Material shown:
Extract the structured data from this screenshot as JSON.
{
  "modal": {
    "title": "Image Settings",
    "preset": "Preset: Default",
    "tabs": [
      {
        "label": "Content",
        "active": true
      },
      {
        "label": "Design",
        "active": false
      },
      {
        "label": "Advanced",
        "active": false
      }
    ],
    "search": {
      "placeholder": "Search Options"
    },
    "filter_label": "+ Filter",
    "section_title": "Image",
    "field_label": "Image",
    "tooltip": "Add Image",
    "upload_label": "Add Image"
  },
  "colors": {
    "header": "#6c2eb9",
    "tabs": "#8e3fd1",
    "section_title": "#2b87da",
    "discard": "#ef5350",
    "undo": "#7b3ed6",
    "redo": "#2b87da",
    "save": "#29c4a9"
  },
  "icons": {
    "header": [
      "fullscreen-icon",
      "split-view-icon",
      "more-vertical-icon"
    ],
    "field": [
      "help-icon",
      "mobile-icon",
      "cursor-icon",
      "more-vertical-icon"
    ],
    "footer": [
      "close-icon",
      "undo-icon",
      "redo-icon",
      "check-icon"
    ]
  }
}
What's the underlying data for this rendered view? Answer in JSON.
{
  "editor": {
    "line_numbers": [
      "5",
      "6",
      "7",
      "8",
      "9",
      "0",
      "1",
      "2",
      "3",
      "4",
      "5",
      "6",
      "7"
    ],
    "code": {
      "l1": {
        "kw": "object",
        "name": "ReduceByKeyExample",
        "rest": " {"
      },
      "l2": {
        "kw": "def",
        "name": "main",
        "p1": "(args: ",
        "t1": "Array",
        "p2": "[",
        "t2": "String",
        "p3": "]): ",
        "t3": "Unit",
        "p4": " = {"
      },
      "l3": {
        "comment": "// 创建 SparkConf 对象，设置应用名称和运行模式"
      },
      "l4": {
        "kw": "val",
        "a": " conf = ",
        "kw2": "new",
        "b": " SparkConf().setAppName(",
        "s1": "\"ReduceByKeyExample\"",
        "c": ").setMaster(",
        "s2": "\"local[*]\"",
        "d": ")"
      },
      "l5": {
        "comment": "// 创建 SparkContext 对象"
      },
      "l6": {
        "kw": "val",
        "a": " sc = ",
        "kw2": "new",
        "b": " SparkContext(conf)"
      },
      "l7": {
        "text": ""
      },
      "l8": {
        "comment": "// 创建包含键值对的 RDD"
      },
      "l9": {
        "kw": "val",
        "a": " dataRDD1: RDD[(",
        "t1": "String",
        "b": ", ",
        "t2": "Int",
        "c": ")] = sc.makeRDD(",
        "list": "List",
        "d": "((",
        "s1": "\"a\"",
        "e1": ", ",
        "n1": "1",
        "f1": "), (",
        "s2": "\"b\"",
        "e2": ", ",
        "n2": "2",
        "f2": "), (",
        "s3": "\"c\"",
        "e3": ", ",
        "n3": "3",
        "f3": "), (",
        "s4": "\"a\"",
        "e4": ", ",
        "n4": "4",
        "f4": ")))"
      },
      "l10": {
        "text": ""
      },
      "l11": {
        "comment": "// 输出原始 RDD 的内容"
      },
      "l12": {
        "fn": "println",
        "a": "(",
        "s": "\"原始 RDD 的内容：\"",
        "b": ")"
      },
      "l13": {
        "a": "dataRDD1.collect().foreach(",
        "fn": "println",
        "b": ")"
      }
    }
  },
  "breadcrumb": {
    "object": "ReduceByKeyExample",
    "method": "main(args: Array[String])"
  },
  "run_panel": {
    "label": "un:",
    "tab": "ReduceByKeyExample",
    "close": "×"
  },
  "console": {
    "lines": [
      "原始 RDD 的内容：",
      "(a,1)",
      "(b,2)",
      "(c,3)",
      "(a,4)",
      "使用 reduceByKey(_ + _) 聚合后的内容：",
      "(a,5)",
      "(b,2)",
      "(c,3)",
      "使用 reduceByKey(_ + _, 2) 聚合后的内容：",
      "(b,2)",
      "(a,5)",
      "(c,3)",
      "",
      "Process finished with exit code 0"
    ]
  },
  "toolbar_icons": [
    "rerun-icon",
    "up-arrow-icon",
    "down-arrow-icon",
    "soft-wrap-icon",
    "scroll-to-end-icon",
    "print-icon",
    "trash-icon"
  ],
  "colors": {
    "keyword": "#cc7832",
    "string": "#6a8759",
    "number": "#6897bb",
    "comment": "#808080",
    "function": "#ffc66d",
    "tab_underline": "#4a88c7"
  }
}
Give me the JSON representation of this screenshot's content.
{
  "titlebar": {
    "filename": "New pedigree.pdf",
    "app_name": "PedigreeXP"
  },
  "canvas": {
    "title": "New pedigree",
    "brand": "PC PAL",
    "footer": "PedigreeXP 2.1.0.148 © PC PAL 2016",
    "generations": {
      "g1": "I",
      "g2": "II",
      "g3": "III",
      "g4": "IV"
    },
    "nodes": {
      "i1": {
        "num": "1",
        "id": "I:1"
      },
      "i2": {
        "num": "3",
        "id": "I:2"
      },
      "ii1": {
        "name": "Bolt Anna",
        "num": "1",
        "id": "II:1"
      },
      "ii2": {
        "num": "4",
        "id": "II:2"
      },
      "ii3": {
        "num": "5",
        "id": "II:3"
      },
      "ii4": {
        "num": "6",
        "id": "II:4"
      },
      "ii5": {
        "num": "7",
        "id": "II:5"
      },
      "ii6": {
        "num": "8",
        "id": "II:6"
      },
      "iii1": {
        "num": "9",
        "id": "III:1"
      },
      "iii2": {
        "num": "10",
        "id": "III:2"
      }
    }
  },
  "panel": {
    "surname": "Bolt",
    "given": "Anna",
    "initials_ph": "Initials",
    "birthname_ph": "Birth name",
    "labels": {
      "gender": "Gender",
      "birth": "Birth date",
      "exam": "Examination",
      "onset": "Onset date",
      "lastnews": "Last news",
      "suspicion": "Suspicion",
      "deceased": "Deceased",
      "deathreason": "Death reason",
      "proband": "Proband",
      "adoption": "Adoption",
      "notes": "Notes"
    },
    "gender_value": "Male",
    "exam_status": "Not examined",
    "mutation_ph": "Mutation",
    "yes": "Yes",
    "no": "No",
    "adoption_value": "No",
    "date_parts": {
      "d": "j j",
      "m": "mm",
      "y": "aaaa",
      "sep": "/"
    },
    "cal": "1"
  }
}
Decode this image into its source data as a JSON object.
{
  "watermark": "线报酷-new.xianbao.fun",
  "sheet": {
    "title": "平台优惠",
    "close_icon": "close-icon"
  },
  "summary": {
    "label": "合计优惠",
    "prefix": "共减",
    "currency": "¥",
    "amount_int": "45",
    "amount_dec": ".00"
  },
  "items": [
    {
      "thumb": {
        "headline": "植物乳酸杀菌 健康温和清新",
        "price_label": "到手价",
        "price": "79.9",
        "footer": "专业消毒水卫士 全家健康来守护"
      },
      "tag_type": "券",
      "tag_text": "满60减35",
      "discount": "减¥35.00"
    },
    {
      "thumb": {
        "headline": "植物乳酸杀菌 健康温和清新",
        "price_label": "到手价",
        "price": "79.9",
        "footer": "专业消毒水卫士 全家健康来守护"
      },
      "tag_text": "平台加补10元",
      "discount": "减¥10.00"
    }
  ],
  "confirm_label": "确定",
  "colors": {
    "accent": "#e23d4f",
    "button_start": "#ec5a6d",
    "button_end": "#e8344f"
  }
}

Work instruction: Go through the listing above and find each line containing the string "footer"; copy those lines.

Written answer:
    "footer": [
    "footer": "PedigreeXP 2.1.0.148 © PC PAL 2016",
        "footer": "专业消毒水卫士 全家健康来守护"
        "footer": "专业消毒水卫士 全家健康来守护"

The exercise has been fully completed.